**REQUIRED WORK:**
All lines in the records below that hold "Describe" are to be shown.

---+---

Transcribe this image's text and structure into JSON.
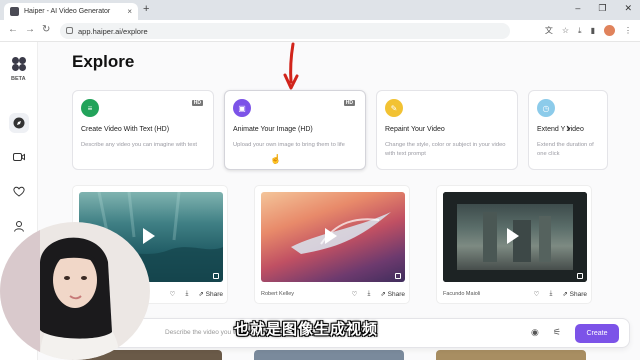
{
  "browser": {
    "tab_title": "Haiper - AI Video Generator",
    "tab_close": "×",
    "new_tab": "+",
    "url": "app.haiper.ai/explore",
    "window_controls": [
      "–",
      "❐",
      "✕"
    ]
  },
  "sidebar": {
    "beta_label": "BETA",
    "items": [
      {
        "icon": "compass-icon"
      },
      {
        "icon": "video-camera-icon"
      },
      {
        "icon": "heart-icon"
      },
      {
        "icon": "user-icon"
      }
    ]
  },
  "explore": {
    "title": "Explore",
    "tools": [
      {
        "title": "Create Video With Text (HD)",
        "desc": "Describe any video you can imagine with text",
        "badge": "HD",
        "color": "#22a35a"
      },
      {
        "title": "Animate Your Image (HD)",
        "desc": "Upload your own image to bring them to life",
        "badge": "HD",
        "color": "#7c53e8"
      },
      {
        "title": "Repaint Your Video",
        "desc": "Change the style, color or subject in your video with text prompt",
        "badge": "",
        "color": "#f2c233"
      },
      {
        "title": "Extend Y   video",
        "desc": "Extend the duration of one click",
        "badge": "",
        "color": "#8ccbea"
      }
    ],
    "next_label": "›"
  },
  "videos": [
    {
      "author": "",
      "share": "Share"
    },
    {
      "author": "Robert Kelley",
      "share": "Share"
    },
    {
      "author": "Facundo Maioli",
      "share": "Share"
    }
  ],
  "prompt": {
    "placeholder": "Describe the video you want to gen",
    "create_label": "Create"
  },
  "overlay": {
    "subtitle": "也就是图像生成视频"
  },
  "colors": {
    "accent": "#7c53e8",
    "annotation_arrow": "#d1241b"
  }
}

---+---

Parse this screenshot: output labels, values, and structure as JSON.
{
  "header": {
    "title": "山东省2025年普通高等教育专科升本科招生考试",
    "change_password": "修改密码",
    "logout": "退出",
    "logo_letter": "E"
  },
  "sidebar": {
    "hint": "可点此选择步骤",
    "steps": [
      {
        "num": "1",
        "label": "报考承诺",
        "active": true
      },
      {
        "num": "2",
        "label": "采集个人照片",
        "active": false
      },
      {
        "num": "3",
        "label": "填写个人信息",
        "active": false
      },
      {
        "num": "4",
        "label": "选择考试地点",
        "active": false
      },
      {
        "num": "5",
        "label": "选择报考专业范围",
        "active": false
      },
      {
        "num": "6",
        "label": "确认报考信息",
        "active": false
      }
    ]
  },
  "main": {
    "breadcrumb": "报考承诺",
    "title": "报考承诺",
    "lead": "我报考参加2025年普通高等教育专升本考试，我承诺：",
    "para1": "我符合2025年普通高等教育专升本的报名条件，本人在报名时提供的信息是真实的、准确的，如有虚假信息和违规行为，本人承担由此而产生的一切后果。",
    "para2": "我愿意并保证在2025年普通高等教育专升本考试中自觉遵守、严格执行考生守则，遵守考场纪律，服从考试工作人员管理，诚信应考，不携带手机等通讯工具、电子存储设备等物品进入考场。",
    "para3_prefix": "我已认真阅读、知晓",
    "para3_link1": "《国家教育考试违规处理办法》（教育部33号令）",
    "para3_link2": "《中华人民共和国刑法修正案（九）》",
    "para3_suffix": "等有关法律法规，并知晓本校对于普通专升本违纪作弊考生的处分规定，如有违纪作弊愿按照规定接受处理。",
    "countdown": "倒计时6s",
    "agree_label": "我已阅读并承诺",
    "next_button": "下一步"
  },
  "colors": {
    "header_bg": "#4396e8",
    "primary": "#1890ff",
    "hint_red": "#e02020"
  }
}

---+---

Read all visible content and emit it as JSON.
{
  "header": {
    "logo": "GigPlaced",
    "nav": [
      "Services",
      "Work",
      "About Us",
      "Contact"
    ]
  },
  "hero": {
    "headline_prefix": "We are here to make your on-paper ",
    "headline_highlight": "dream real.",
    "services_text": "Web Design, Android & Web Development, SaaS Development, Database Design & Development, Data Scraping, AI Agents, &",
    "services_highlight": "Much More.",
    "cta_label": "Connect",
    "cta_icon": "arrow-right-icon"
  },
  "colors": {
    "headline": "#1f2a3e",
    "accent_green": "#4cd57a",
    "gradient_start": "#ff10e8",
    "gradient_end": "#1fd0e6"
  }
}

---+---

**EXPECTED ANSWER:**
        "desc": "Describe any video you can imagine with text",
    "placeholder": "Describe the video you want to gen",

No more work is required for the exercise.